Efficacy of High-Dose Fish Oil Not Significantly Different from Low-Dose in Knee OA
SAN DIEGO, CA—Patients with symptomatic knee osteoarthritis had preservation or a slight increase in cartilage volume whether treated with low-dose or high-dose fish oil supplementation for 2 years, investigators reported at the 2013 ACR/ARHP Annual Meeting.
“The lack of a decrease in both groups is unexpected and may imply that both therapies have chondroprotective properties,” noted Lynette March, MD, PhD, of the University of Sydney, Institute of Bone and Joint Research, Royal North Shore Hospital, St. Leonards NSW, Australia, and colleagues.

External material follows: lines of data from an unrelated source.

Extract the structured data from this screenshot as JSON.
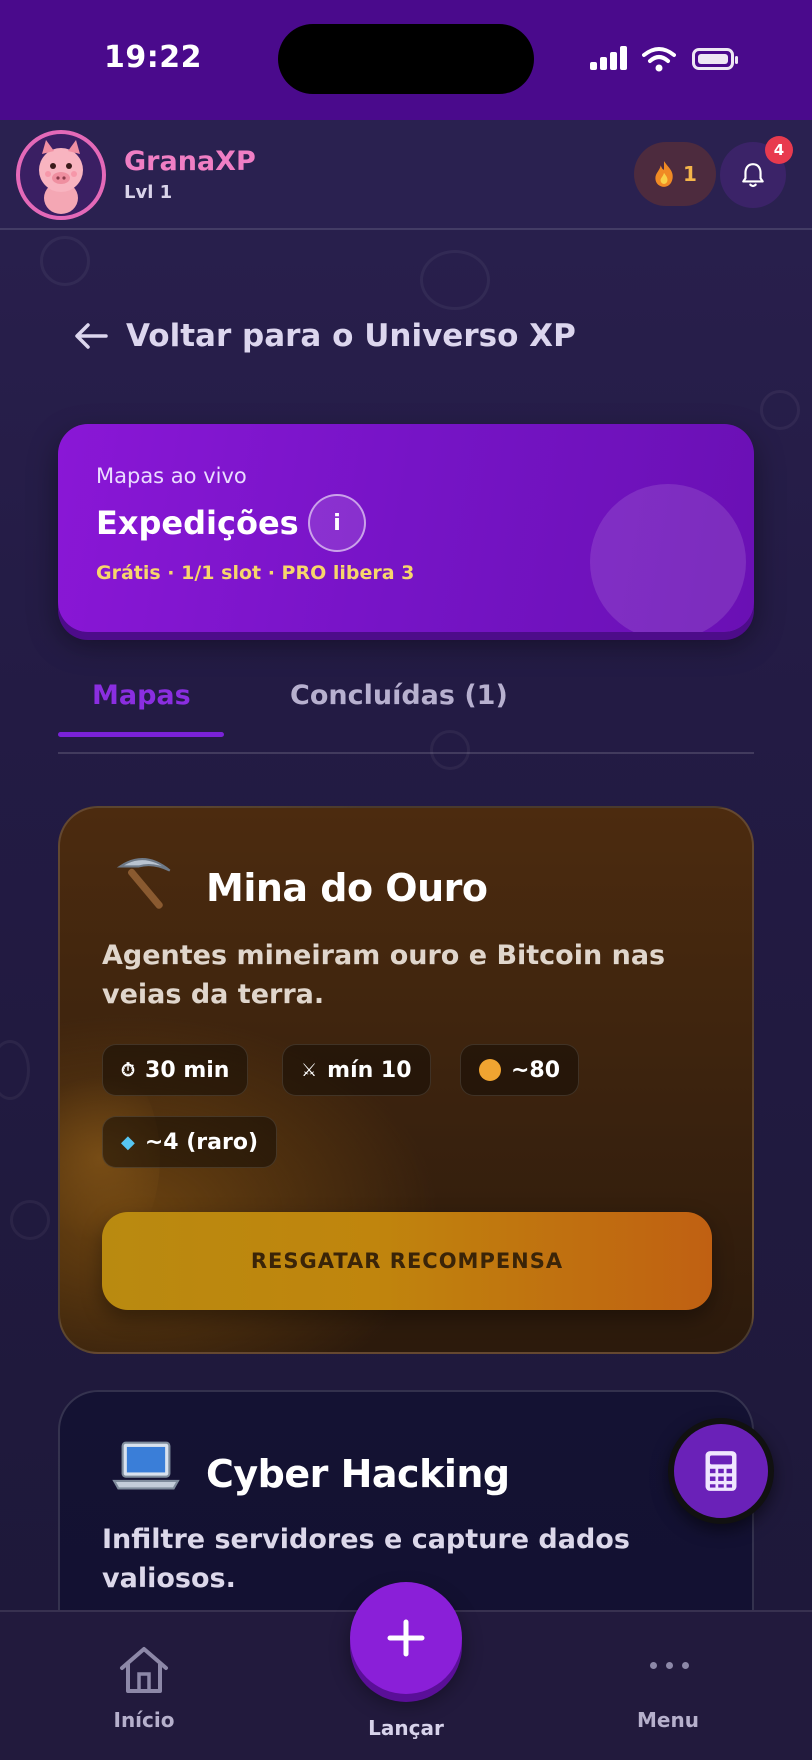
{
  "status_bar": {
    "time": "19:22"
  },
  "header": {
    "brand": "GranaXP",
    "level": "Lvl 1",
    "streak_count": "1",
    "notifications_count": "4"
  },
  "back_link": {
    "label": "Voltar para o Universo XP"
  },
  "banner": {
    "kicker": "Mapas ao vivo",
    "title": "Expedições",
    "info_label": "i",
    "subtitle": "Grátis · 1/1 slot · PRO libera 3"
  },
  "tabs": [
    {
      "label": "Mapas",
      "active": true
    },
    {
      "label": "Concluídas (1)",
      "active": false
    }
  ],
  "missions": [
    {
      "icon": "pickaxe-icon",
      "title": "Mina do Ouro",
      "description": "Agentes mineiram ouro e Bitcoin nas veias da terra.",
      "chips": [
        {
          "icon": "timer-icon",
          "label": "30 min"
        },
        {
          "icon": "swords-icon",
          "label": "mín 10"
        },
        {
          "icon": "coin-icon",
          "label": "~80"
        },
        {
          "icon": "gem-icon",
          "label": "~4 (raro)"
        }
      ],
      "action_label": "RESGATAR RECOMPENSA"
    },
    {
      "icon": "laptop-icon",
      "title": "Cyber Hacking",
      "description": "Infiltre servidores e capture dados valiosos."
    }
  ],
  "bottom_nav": {
    "home": "Início",
    "launch": "Lançar",
    "menu": "Menu"
  },
  "colors": {
    "status_bar": "#4a0a8c",
    "accent_purple": "#8a1fd8",
    "brand_pink": "#f07ec4",
    "gold_button": "#c0850d"
  }
}
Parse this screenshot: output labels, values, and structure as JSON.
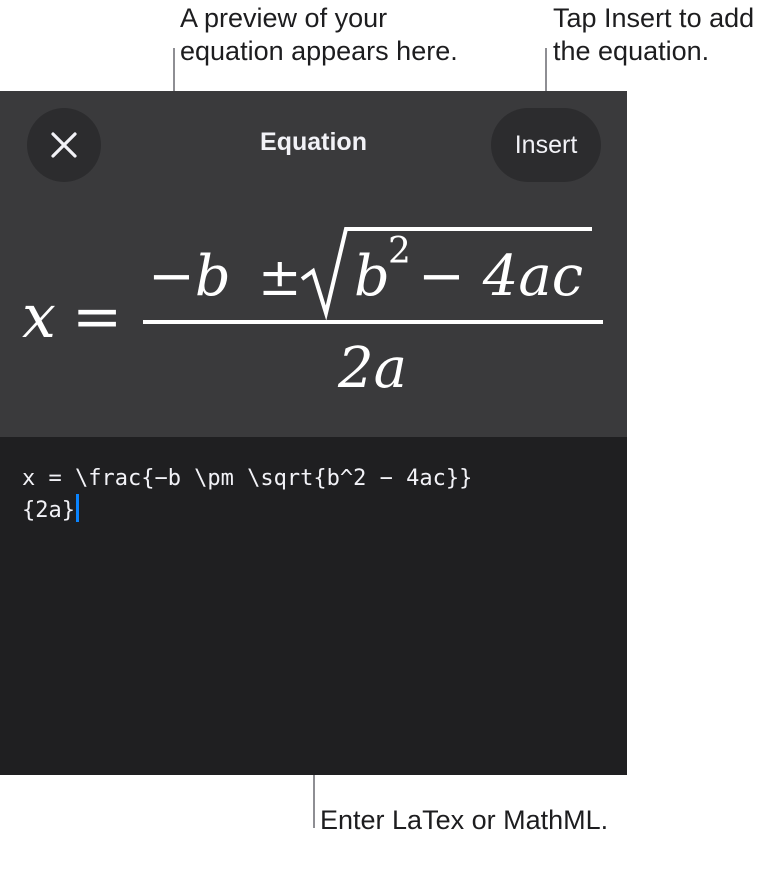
{
  "callouts": {
    "preview": "A preview of your\nequation appears here.",
    "insert": "Tap Insert to add\nthe equation.",
    "editor": "Enter LaTex or MathML."
  },
  "header": {
    "title": "Equation",
    "insert_label": "Insert",
    "close_icon": "xmark"
  },
  "preview": {
    "lhs": "x",
    "equals": "=",
    "numerator_minus_b": "−b",
    "plus_minus": "±",
    "radicand_b": "b",
    "exponent": "2",
    "radicand_rest": "− 4ac",
    "denominator": "2a"
  },
  "editor": {
    "line1": "x = \\frac{−b \\pm \\sqrt{b^2 − 4ac}}",
    "line2": "{2a}"
  },
  "colors": {
    "panel_top": "#3a3a3c",
    "panel_bottom": "#1f1f21",
    "button": "#2c2c2e",
    "caret": "#0a84ff"
  }
}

Although fish oil is widely used for the symptomatic treatment of osteoarthritis, its effect on cartilage volume has not been investigated in a randomized controlled trial. “The objective of this study was to determine whether high-dose fish oil is superior to low-dose fish oil in retarding structural progression of symptomatic knee osteoarthritis,” they noted. The multicenter, 24-month, double-blind trial was investigator-initiated and funded by the government.
A total of 202 patients >40 years of age with knee osteoarthritis (ACR criteria) with regular knee pain were randomized to high-dose fish oil liquid (EPA 18% and DHA 12%) 15mL/day or low-dose fish oil (blend of fish oil and sunflower oil in a ratio of 1:9) 15mL/day. “Each oil was also flavored with citrus to provide a comparable taste and ensure masking,” Dr. Hill stated.
“Prior to randomization, a 4-week run-in period with a similar oil was performed to exclude patients who were intolerant to liquid fish oil,” they explained. The OARSI Atlas was used to score baseline knee radiographs. Co-primary end points were change in cartilage volume (medial tibial, lateral tibial, patellotibial) from baseline to 24 months and WOMAC pain score (results of which were previously reported). Paired MRI data analysis was performed in both intent-to-treat and per-protocol populations.
“There was significantly greater and earlier dropout in the high dose group (34.6%, median 3 months) compared to the low dose group (19.8%, median 7.5 months),” Dr. Hill reported. Excluded were 51 patients from one site due to technical issues with baseline MRI data; an additional 35 were excluded due to lack of paired MRI data.
The OARSI joint space narrowing and osteophyte scores did not differ between the groups. In the intent-to-treat analysis (n=116), “both groups demonstrated preservation or a slight increase in cartilage volume in each compartment over time, with no significant difference seen between the two groups,” they noted.
Further, a higher proportion of patients in the low-dose group had a bone marrow lesion size decrease larger than the least significant change at any site within their knee (55% vs. 40%; P=0.127). Those in the low-dose group had a greater chance (RR 1.56, 95% CI 1.03—2.38; P=0.038) of having a bone marrow lesion size decrease at any site within their knee.“Similarly, per protocol analysis (n=99) demonstrated no decrease over time or difference between groups.” High-dose fish oil for 2 years was not significantly different in its effect on cartilage volume or bone marrow lesions in patients with symptomatic knee osteoarthritis, concluded researchers.